This decision should significantly bolster claims of divided infringement. The past several years have seen a significant increase in plaintiffs attempting to assert patents vulnerable to such arguments-such as those directed to Internet-based activities (e.g., ecommerce portals), networked systems, and business methods. With many of these patents, the scope of the claims incorporate actions taken by both the accused infringers and actions taken by their customers, their contractual partners, or third-party providers. With Akamai, the burden on plaintiffs has increased, making it significantly harder to show the requisite connection between accused joint infringers. Defendants accused of infringing patents should look closely at precisely who is performing the steps of the claims they are accused of infringing and what connection they have to the accused infringer. Patent holders should also examine their claims, and carefully choose the claims they assert to those that embody the court's repeated admonition "that [joint infringement] concerns 'can usually be offset by proper claim drafting. A patentee can usually structure a claim to capture infringement by a single party.'"

If you have any questions or would like more information on any of the issues discussed in this LawFlash, please contact any of the following Morgan Lewis attorneys:

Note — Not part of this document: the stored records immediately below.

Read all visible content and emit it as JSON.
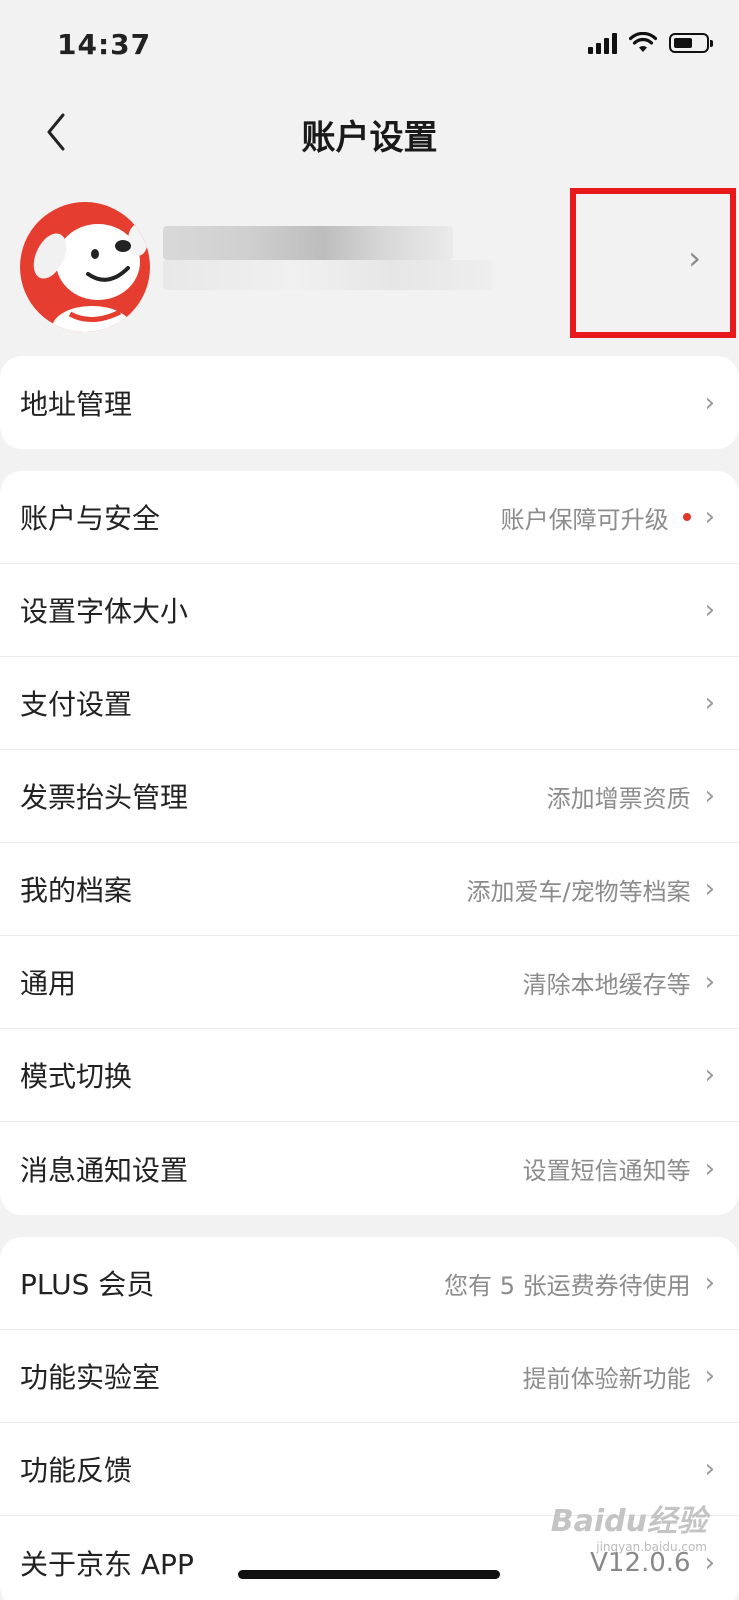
{
  "status_bar": {
    "time": "14:37"
  },
  "nav": {
    "title": "账户设置"
  },
  "profile": {
    "chevron": "›"
  },
  "groups": [
    {
      "rows": [
        {
          "label": "地址管理",
          "hint": ""
        }
      ]
    },
    {
      "rows": [
        {
          "label": "账户与安全",
          "hint": "账户保障可升级",
          "badge_dot": true
        },
        {
          "label": "设置字体大小",
          "hint": ""
        },
        {
          "label": "支付设置",
          "hint": ""
        },
        {
          "label": "发票抬头管理",
          "hint": "添加增票资质"
        },
        {
          "label": "我的档案",
          "hint": "添加爱车/宠物等档案"
        },
        {
          "label": "通用",
          "hint": "清除本地缓存等"
        },
        {
          "label": "模式切换",
          "hint": ""
        },
        {
          "label": "消息通知设置",
          "hint": "设置短信通知等"
        }
      ]
    },
    {
      "rows": [
        {
          "label": "PLUS 会员",
          "hint": "您有 5 张运费券待使用"
        },
        {
          "label": "功能实验室",
          "hint": "提前体验新功能"
        },
        {
          "label": "功能反馈",
          "hint": ""
        },
        {
          "label": "关于京东 APP",
          "hint": "V12.0.6"
        }
      ]
    }
  ],
  "watermark": {
    "brand": "Baidu经验",
    "url": "jingyan.baidu.com"
  },
  "colors": {
    "accent_red": "#e8191a",
    "avatar_bg": "#e53d2f",
    "dot_red": "#e5352b"
  }
}
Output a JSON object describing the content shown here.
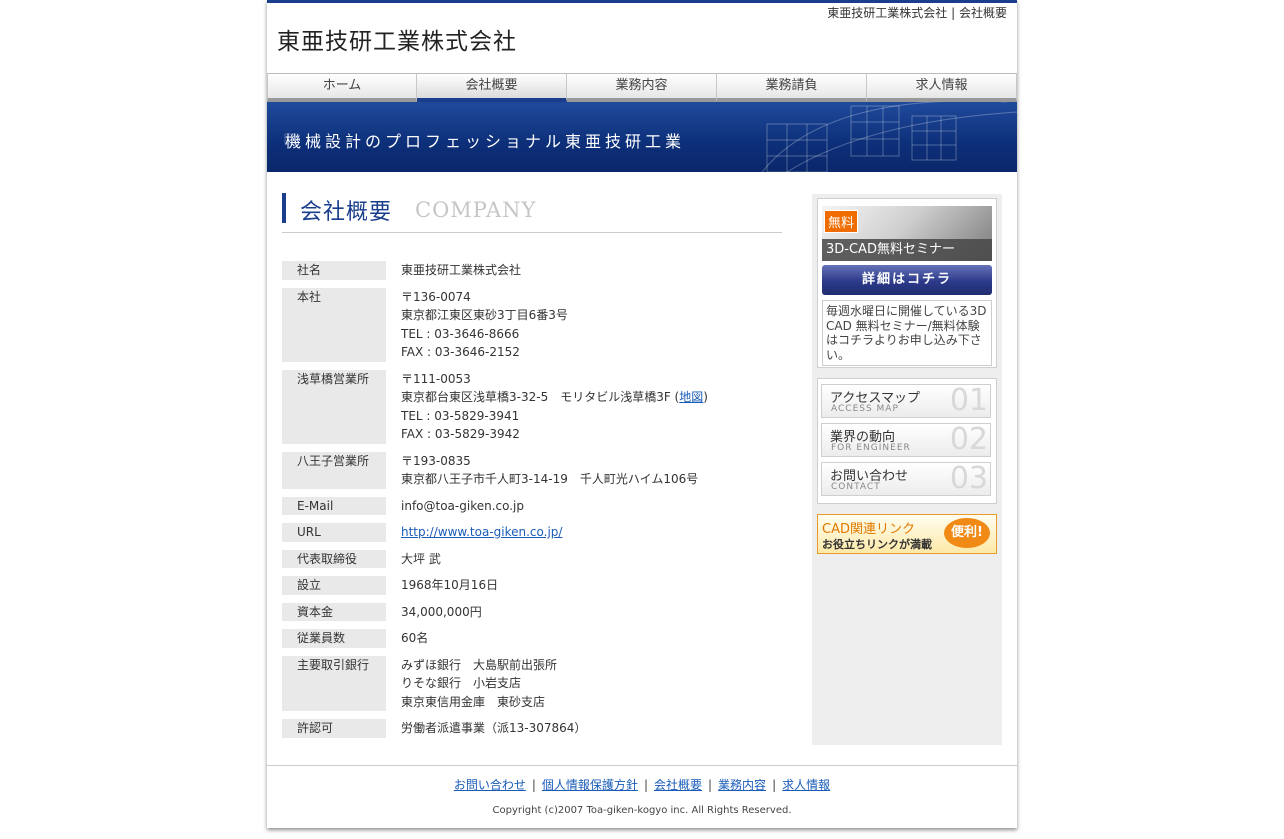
{
  "header": {
    "site_title": "東亜技研工業株式会社",
    "top_links": [
      "東亜技研工業株式会社",
      "会社概要"
    ],
    "top_sep": "|"
  },
  "nav": [
    {
      "label": "ホーム"
    },
    {
      "label": "会社概要",
      "active": true
    },
    {
      "label": "業務内容"
    },
    {
      "label": "業務請負"
    },
    {
      "label": "求人情報"
    }
  ],
  "banner": {
    "text": "機械設計のプロフェッショナル東亜技研工業"
  },
  "heading": {
    "jp": "会社概要",
    "en": "COMPANY"
  },
  "info": {
    "name": {
      "label": "社名",
      "value": "東亜技研工業株式会社"
    },
    "hq": {
      "label": "本社",
      "lines": [
        "〒136-0074",
        "東京都江東区東砂3丁目6番3号",
        "TEL : 03-3646-8666",
        "FAX : 03-3646-2152"
      ]
    },
    "asakusa": {
      "label": "浅草橋営業所",
      "zip": "〒111-0053",
      "addr": "東京都台東区浅草橋3-32-5　モリタビル浅草橋3F (",
      "map": "地図",
      "addr_end": ")",
      "tel": "TEL : 03-5829-3941",
      "fax": "FAX : 03-5829-3942"
    },
    "hachioji": {
      "label": "八王子営業所",
      "lines": [
        "〒193-0835",
        "東京都八王子市千人町3-14-19　千人町光ハイム106号"
      ]
    },
    "email": {
      "label": "E-Mail",
      "value": "info@toa-giken.co.jp"
    },
    "url": {
      "label": "URL",
      "value": "http://www.toa-giken.co.jp/"
    },
    "ceo": {
      "label": "代表取締役",
      "value": "大坪 武"
    },
    "founded": {
      "label": "設立",
      "value": "1968年10月16日"
    },
    "capital": {
      "label": "資本金",
      "value": "34,000,000円"
    },
    "employees": {
      "label": "従業員数",
      "value": "60名"
    },
    "banks": {
      "label": "主要取引銀行",
      "lines": [
        "みずほ銀行　大島駅前出張所",
        "りそな銀行　小岩支店",
        "東京東信用金庫　東砂支店"
      ]
    },
    "license": {
      "label": "許認可",
      "value": "労働者派遣事業（派13-307864）"
    }
  },
  "sidebar": {
    "seminar": {
      "badge": "無料",
      "title": "3D-CAD無料セミナー",
      "button": "詳細はコチラ",
      "note": "毎週水曜日に開催している3D CAD 無料セミナー/無料体験はコチラよりお申し込み下さい。"
    },
    "menu": [
      {
        "title": "アクセスマップ",
        "sub": "ACCESS MAP",
        "num": "01"
      },
      {
        "title": "業界の動向",
        "sub": "FOR ENGINEER",
        "num": "02"
      },
      {
        "title": "お問い合わせ",
        "sub": "CONTACT",
        "num": "03"
      }
    ],
    "cad": {
      "title": "CAD関連リンク",
      "sub": "お役立ちリンクが満載",
      "badge": "便利!"
    }
  },
  "footer": {
    "links": [
      "お問い合わせ",
      "個人情報保護方針",
      "会社概要",
      "業務内容",
      "求人情報"
    ],
    "sep": "|",
    "copyright": "Copyright (c)2007 Toa-giken-kogyo inc. All Rights Reserved."
  }
}
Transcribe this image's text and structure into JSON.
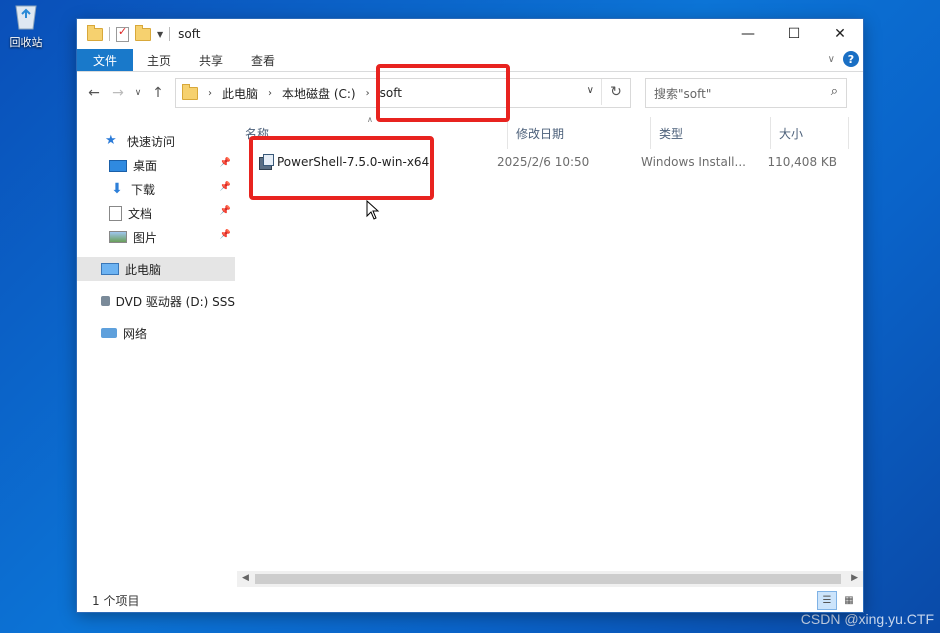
{
  "desktop": {
    "recycle_bin_label": "回收站",
    "watermark": "CSDN @xing.yu.CTF"
  },
  "window": {
    "title": "soft",
    "controls": {
      "minimize": "—",
      "maximize": "☐",
      "close": "✕"
    }
  },
  "ribbon": {
    "tabs": [
      "文件",
      "主页",
      "共享",
      "查看"
    ],
    "help": "?"
  },
  "address": {
    "breadcrumbs": [
      "此电脑",
      "本地磁盘 (C:)",
      "soft"
    ],
    "search_placeholder": "搜索\"soft\""
  },
  "sidebar": {
    "items": [
      {
        "label": "快速访问"
      },
      {
        "label": "桌面"
      },
      {
        "label": "下载"
      },
      {
        "label": "文档"
      },
      {
        "label": "图片"
      },
      {
        "label": "此电脑"
      },
      {
        "label": "DVD 驱动器 (D:) SSS"
      },
      {
        "label": "网络"
      }
    ]
  },
  "columns": {
    "name": "名称",
    "modified": "修改日期",
    "type": "类型",
    "size": "大小"
  },
  "files": [
    {
      "name": "PowerShell-7.5.0-win-x64",
      "modified": "2025/2/6 10:50",
      "type": "Windows Install...",
      "size": "110,408 KB"
    }
  ],
  "status": {
    "count": "1 个项目"
  },
  "colors": {
    "highlight": "#e8231f",
    "file_tab": "#1979ca",
    "desktop": "#0c74d6"
  }
}
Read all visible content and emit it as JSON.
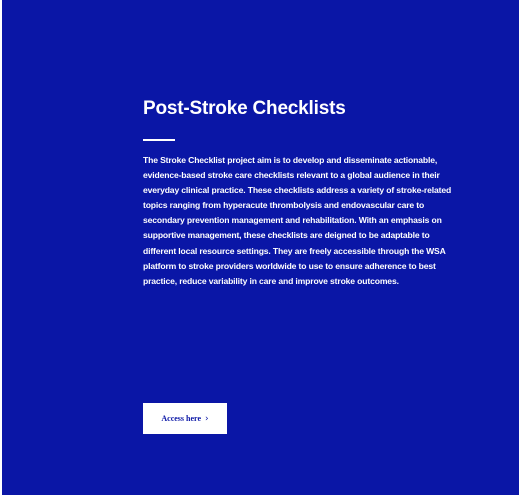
{
  "colors": {
    "panel_background": "#0a16a6",
    "text": "#ffffff",
    "button_background": "#ffffff",
    "button_text": "#0a16a6"
  },
  "card": {
    "title": "Post-Stroke Checklists",
    "body": "The Stroke Checklist project aim is to develop and disseminate actionable, evidence-based stroke care checklists relevant to a global audience in their everyday clinical practice. These checklists address a variety of stroke-related topics ranging from hyperacute thrombolysis and endovascular care to secondary prevention management and rehabilitation. With an emphasis on supportive management, these checklists are deigned to be adaptable to different local resource settings. They are freely accessible through the WSA platform to stroke providers worldwide to use to ensure adherence to best practice, reduce variability in care and improve stroke outcomes.",
    "cta_label": "Access here",
    "cta_icon": "chevron-right-icon",
    "cta_icon_glyph": "›"
  }
}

Louis W. Beardell, Jr.
Kenneth J. Davis
John V. Gorman
Eric Kraeutler
David W. Marston Jr.
C. Erik Hawes
David J. Levy
Rick L. Rambo
Jeffry S. Mann
Dion M. Bregman
Douglas J. Crisman
Andrew J. Gray
Michael J. Lyons
Gary S. Williams
Collin W. Park
Robert Smyth

[1]. Akamai Techs., Inc. v. Limelight Networks, Inc., No. 19-1372, __ F.3d __ (Fed. Cir. Dec. 20, 2010).

[2]. See Warner-Jenkinson Co., Inc. v. Hilton Davis Corp., 520 U.S. 17, 40 (1997); see also Aro Mfg. Co. v. Convertible Top Replacement Co., 377 U.S. 476, 483 (1964).

[3]. Id.

[4]. See, e.g., Mobil Oil Corp. v. W.R. Grace & Co., 367 F. Supp. 207 (D. Conn. 1973) (finding that a defendant, in effect, made each of its customers (downstream in commerce) its agent in completing the infringement step); and Metal Film Co. v. Melton Corp., 316 F. Supp. 96, 97 (S.D.N.Y. 1970) (permitting direct infringement liability even in the absence of an agency relationship in the upstream direction).

[5]. See e.g., Cordis Corp. v. Medtronic AVE, Inc., 194 F. Supp. 2d 323, 349 (D. Del. 2002) ("To constitute a predicate act of direct infringement of a process claim, either a single entity must perform every step of the method or, if two or more entities perform different steps of the method, those entities must have some connection to each other.").

[6]. BMC Res., Inc. v. Paymentech, L.P. (BMC II), 498 F.3d 1373 (Fed. Cir. 2007).

[7]. Muniauction, Inc. v. Thomson Corp., 532 F.3d 1318 (Fed. Cir. 2008).

[8]. See, e.g., BMC Resources, 498 F.3d at 1381.